About American Humane
American Humane is the country’s first national humane organization, founded in 1877. They began working with the American military in 1916 when the U.S. Secretary of War requested they help rescue wounded war horses on the battlefields of World War I Europe. Following World War II, American Humane helped pioneer the use of animal-assisted therapy to aid returning veterans. Today, through its Lois Pope LIFE Center for Military Affairs, the organization works to help active-duty members of the military, military families, and military animals. For more information, please visit www.AmericanHumane.org.
About Lois Pope, The Lois Pope LIFE Foundation, Inc., and LIFE (Leaders in Furthering Education)

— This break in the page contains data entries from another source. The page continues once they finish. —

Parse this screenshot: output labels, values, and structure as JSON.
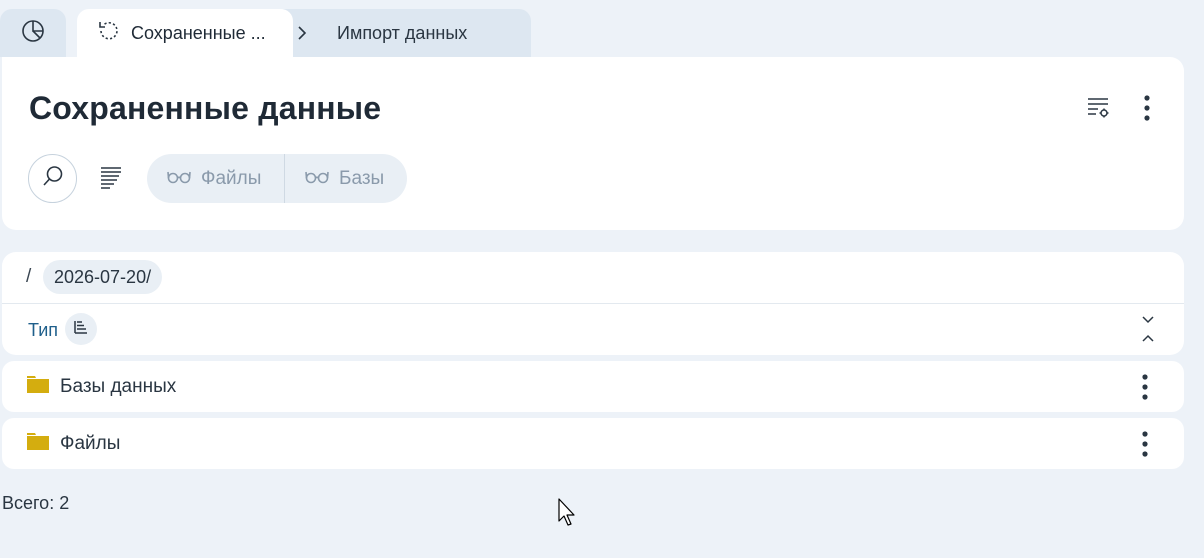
{
  "tabs": {
    "home_icon": "pie-chart-icon",
    "active_label": "Сохраненные ...",
    "active_icon": "history-icon",
    "next_label": "Импорт данных"
  },
  "header": {
    "title": "Сохраненные данные",
    "filters": [
      {
        "label": "Файлы",
        "icon": "glasses-icon"
      },
      {
        "label": "Базы",
        "icon": "glasses-icon"
      }
    ]
  },
  "breadcrumb": {
    "root": "/",
    "current": "2026-07-20/"
  },
  "table": {
    "column_type": "Тип",
    "rows": [
      {
        "label": "Базы данных",
        "icon": "folder-icon"
      },
      {
        "label": "Файлы",
        "icon": "folder-icon"
      }
    ]
  },
  "footer": {
    "total": "Всего: 2"
  },
  "colors": {
    "background": "#edf2f8",
    "card": "#ffffff",
    "folder": "#d4ad0f",
    "link": "#1f5f8b"
  }
}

As one of America’s leading philanthropists, Lois Pope has positively impacted the lives of individuals at the local, national and international levels. She has established three separate organizations dedicated to helping those in need. These organizations are the Lois Pope LIFE Foundation, Inc., Leaders In Furthering Education (LIFE), and the Disabled Veterans’ Life Memorial Foundation. For more than 20 years she has been the driving force behind the Lois Pope LIFE Center at the University of Miami School of Medicine, The American Veterans Disabled for Life Memorial, and a groundbreaking new program with American Humane Association in Palm Beach County. Lois Pope has recently donated two Lois Pope Red Star Rescue Vehicles. Each rescue vehicle is a 50-foot long response unit, complete with a Ford F-350 truck and trailer, which is specifically designed and outfitted to provide an array of animal emergency services and cruelty responses within the region.
Mrs. Pope recently saw the completion of a decade’s long dream – the American Veterans Disabled for Life Memorial, which was dedicated by President Obama in Washington, DC on Sunday, October 5, 2014. The Memorial will forever stand as a reminder to the public and legislators of the courage and sacrifices of the four million living disabled veterans and all those who died before them for the need to be vigilant in assuring their support, as well as being aware of the human cost of war.

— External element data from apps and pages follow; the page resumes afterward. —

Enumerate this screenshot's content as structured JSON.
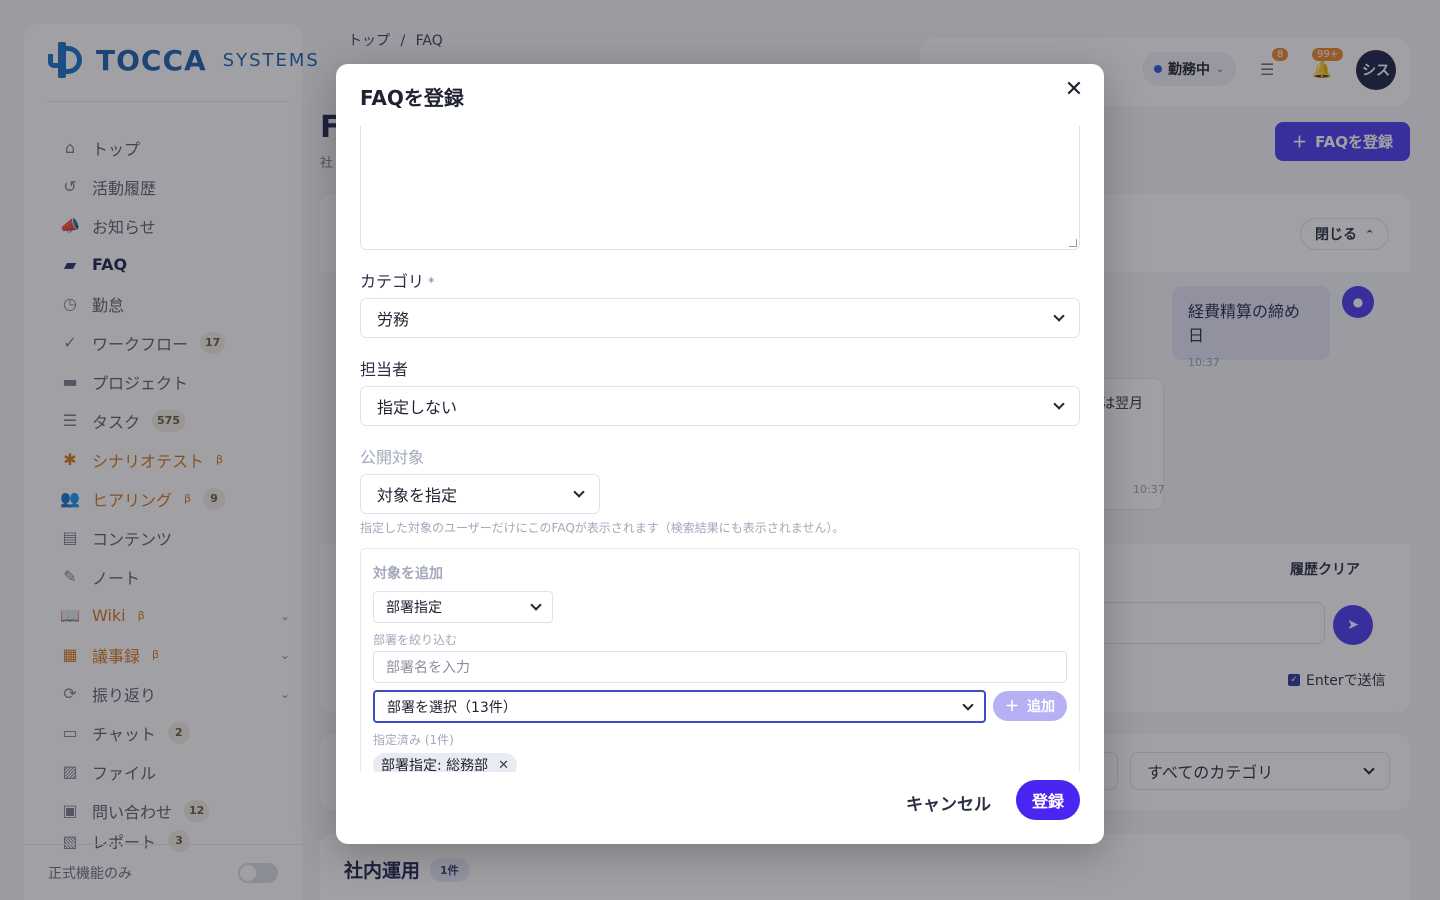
{
  "brand": {
    "name": "TOCCA",
    "sub": "SYSTEMS"
  },
  "sidebar": {
    "items": [
      {
        "label": "トップ",
        "icon": "home-icon",
        "glyph": "⌂"
      },
      {
        "label": "活動履歴",
        "icon": "history-icon",
        "glyph": "↺"
      },
      {
        "label": "お知らせ",
        "icon": "megaphone-icon",
        "glyph": "📣"
      },
      {
        "label": "FAQ",
        "icon": "chat-bubbles-icon",
        "glyph": "▰"
      },
      {
        "label": "勤怠",
        "icon": "clock-icon",
        "glyph": "◷"
      },
      {
        "label": "ワークフロー",
        "icon": "check-circle-icon",
        "glyph": "✓",
        "badge": "17"
      },
      {
        "label": "プロジェクト",
        "icon": "folder-icon",
        "glyph": "▬"
      },
      {
        "label": "タスク",
        "icon": "checklist-icon",
        "glyph": "☰",
        "badge": "575"
      },
      {
        "label": "シナリオテスト",
        "icon": "bug-icon",
        "glyph": "✱",
        "beta": "β"
      },
      {
        "label": "ヒアリング",
        "icon": "users-icon",
        "glyph": "👥",
        "beta": "β",
        "badge": "9"
      },
      {
        "label": "コンテンツ",
        "icon": "document-icon",
        "glyph": "▤"
      },
      {
        "label": "ノート",
        "icon": "note-icon",
        "glyph": "✎"
      },
      {
        "label": "Wiki",
        "icon": "book-icon",
        "glyph": "📖",
        "beta": "β"
      },
      {
        "label": "議事録",
        "icon": "calendar-icon",
        "glyph": "▦",
        "beta": "β"
      },
      {
        "label": "振り返り",
        "icon": "refresh-icon",
        "glyph": "⟳"
      },
      {
        "label": "チャット",
        "icon": "chat-icon",
        "glyph": "▭",
        "badge": "2"
      },
      {
        "label": "ファイル",
        "icon": "image-icon",
        "glyph": "▨"
      },
      {
        "label": "問い合わせ",
        "icon": "id-card-icon",
        "glyph": "▣",
        "badge": "12"
      },
      {
        "label": "レポート",
        "icon": "report-icon",
        "glyph": "▧",
        "badge": "3"
      }
    ],
    "footer_label": "正式機能のみ"
  },
  "breadcrumb": {
    "home": "トップ",
    "sep": "/",
    "current": "FAQ"
  },
  "topbar": {
    "status": "勤務中",
    "task_badge": "8",
    "notif_badge": "99+",
    "avatar": "シス"
  },
  "page": {
    "title": "F",
    "subtitle": "社",
    "register_button": "FAQを登録"
  },
  "chat": {
    "close_label": "閉じる",
    "user_message": "経費精算の締め日",
    "user_time": "10:37",
    "bot_fragment": "は翌月",
    "bot_time": "10:37",
    "history_clear": "履歴クリア",
    "enter_send": "Enterで送信"
  },
  "filters": {
    "category": "すべてのカテゴリ"
  },
  "section": {
    "title": "社内運用",
    "count": "1件"
  },
  "modal": {
    "title": "FAQを登録",
    "category_label": "カテゴリ",
    "required_mark": "*",
    "category_value": "労務",
    "assignee_label": "担当者",
    "assignee_value": "指定しない",
    "audience_label": "公開対象",
    "audience_value": "対象を指定",
    "audience_help": "指定した対象のユーザーだけにこのFAQが表示されます（検索結果にも表示されません）。",
    "add_target_title": "対象を追加",
    "target_type_value": "部署指定",
    "dept_filter_label": "部署を絞り込む",
    "dept_filter_placeholder": "部署名を入力",
    "dept_select_value": "部署を選択（13件）",
    "add_button": "追加",
    "assigned_label": "指定済み (1件)",
    "assigned_chip": "部署指定: 総務部",
    "cancel_button": "キャンセル",
    "submit_button": "登録"
  },
  "colors": {
    "primary": "#4a24f0",
    "brand": "#1b5fae",
    "accent_orange": "#d5761a"
  }
}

A mother and a grandmother, Lois has trained for and completed five New York City Marathons.